- **ABOUT THIS TASK**: Every line containing the word "livros" must be pulled from the records.

===== DATASET EXTRACT

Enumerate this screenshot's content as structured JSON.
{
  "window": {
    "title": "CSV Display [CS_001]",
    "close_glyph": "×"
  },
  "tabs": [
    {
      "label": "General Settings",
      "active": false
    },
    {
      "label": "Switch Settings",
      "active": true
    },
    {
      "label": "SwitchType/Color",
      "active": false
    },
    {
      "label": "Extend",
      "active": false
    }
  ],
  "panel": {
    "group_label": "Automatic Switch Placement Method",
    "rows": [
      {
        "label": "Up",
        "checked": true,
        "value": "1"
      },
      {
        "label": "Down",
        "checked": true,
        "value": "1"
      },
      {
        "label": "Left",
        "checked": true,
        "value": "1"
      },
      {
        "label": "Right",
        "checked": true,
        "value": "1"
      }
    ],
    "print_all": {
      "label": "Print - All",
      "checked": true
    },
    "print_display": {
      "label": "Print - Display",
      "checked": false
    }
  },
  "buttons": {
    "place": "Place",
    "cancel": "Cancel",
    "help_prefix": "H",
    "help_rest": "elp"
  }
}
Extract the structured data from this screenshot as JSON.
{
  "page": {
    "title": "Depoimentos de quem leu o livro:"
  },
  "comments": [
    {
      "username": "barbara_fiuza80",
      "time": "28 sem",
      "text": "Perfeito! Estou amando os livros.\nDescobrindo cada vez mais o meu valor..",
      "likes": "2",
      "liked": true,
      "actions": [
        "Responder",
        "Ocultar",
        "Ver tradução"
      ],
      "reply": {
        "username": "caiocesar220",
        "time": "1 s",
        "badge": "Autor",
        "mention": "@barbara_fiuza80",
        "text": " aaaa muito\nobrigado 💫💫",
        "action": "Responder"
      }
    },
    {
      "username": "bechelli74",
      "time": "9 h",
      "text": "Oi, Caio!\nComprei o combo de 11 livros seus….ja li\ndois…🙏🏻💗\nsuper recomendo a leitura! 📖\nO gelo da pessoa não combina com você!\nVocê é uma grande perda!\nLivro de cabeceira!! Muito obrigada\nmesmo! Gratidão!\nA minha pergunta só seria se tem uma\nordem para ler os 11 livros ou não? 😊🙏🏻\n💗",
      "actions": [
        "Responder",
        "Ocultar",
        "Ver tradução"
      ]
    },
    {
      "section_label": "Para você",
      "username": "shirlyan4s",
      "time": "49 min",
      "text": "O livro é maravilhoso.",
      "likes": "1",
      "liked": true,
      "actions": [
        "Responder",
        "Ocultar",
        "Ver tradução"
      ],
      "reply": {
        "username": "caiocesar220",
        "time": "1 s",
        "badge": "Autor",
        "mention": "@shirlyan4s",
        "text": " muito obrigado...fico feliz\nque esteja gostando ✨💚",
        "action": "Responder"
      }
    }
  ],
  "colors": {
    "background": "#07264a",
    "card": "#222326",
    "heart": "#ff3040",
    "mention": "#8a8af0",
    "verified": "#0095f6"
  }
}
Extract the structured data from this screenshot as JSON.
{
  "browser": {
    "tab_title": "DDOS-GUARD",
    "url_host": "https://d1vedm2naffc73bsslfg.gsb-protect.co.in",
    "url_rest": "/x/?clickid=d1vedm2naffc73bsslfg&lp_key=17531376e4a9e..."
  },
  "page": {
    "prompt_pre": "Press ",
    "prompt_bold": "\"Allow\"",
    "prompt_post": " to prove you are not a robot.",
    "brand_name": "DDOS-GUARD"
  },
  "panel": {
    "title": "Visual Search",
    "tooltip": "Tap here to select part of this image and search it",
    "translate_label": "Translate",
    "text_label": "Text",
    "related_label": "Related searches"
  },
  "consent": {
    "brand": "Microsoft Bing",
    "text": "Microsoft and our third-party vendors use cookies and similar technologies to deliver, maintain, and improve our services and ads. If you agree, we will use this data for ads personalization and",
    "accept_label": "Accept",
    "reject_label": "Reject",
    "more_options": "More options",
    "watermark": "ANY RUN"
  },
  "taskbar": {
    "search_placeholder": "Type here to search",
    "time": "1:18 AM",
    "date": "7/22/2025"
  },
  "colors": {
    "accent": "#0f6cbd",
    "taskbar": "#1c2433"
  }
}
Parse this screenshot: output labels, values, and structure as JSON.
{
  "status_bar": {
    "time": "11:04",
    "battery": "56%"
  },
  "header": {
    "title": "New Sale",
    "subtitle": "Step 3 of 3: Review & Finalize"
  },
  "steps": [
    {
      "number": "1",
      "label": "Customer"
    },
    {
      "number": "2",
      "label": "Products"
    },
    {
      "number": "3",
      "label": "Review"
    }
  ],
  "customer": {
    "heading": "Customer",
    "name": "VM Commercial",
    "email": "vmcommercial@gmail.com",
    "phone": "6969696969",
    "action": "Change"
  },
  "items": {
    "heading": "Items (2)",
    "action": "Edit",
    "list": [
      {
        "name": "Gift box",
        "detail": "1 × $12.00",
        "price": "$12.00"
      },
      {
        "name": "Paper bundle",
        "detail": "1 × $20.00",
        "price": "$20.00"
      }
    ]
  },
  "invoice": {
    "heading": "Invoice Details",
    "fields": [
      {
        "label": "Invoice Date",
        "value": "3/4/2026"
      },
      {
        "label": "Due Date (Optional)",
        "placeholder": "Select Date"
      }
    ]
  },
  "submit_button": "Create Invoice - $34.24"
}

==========

- **WRITTEN ANSWER**:
      "text": "Perfeito! Estou amando os livros.\nDescobrindo cada vez mais o meu valor..",
      "text": "Oi, Caio!\nComprei o combo de 11 livros seus….ja li\ndois…🙏🏻💗\nsuper recomendo a leitura! 📖\nO gelo da pessoa não combina com você!\nVocê é uma grande perda!\nLivro de cabeceira!! Muito obrigada\nmesmo! Gratidão!\nA minha pergunta só seria se tem uma\nordem para ler os 11 livros ou não? 😊🙏🏻\n💗",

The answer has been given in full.